◆ What you are asked to do
If a line in the entries below includes "title", show that line.

___ Provided entries ___

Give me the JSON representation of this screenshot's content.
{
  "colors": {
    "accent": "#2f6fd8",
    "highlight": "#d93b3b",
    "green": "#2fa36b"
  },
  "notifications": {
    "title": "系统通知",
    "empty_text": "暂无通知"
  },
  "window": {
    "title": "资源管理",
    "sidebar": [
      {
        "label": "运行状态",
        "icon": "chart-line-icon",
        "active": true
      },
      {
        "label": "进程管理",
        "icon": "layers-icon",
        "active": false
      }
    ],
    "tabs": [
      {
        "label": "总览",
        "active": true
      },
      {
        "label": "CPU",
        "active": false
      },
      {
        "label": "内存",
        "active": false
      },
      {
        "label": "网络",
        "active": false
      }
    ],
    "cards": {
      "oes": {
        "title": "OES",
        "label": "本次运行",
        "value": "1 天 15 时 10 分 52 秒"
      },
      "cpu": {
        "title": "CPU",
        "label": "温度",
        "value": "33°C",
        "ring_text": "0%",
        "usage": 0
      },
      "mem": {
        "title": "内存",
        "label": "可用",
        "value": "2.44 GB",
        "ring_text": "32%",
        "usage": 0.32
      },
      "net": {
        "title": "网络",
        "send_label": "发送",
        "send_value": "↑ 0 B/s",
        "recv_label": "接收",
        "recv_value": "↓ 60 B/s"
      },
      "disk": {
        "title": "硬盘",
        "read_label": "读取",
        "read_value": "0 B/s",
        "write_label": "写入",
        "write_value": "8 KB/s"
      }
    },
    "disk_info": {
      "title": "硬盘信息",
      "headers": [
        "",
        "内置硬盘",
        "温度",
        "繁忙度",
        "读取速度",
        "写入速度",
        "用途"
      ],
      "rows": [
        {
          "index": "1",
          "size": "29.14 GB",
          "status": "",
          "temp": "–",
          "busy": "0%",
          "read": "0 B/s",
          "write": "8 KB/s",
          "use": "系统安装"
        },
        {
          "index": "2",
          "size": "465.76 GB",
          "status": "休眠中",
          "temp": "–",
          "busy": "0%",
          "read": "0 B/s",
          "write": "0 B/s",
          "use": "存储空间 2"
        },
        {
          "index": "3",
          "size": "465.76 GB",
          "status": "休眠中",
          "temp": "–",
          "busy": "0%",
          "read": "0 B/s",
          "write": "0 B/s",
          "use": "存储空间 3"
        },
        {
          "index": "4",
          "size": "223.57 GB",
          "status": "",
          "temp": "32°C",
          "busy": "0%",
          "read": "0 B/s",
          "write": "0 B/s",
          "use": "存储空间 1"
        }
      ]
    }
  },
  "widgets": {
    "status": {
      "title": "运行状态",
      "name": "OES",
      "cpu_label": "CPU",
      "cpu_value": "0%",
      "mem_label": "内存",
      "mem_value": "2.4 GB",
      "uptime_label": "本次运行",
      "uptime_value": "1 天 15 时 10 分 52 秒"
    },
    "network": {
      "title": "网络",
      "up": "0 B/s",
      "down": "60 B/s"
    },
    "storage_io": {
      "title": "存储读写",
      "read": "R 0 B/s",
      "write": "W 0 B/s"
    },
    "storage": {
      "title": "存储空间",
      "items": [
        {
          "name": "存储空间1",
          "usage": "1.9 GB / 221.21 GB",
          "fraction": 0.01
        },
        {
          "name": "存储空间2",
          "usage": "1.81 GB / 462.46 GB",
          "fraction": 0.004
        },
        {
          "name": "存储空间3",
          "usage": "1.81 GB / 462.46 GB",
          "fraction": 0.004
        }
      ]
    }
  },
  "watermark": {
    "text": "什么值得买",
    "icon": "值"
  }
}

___

◆ Task output
    "title": "系统通知",
    "title": "资源管理",
        "title": "OES",
        "title": "CPU",
        "title": "内存",
        "title": "网络",
        "title": "硬盘",
      "title": "硬盘信息",
      "title": "运行状态",
      "title": "网络",
      "title": "存储读写",
      "title": "存储空间",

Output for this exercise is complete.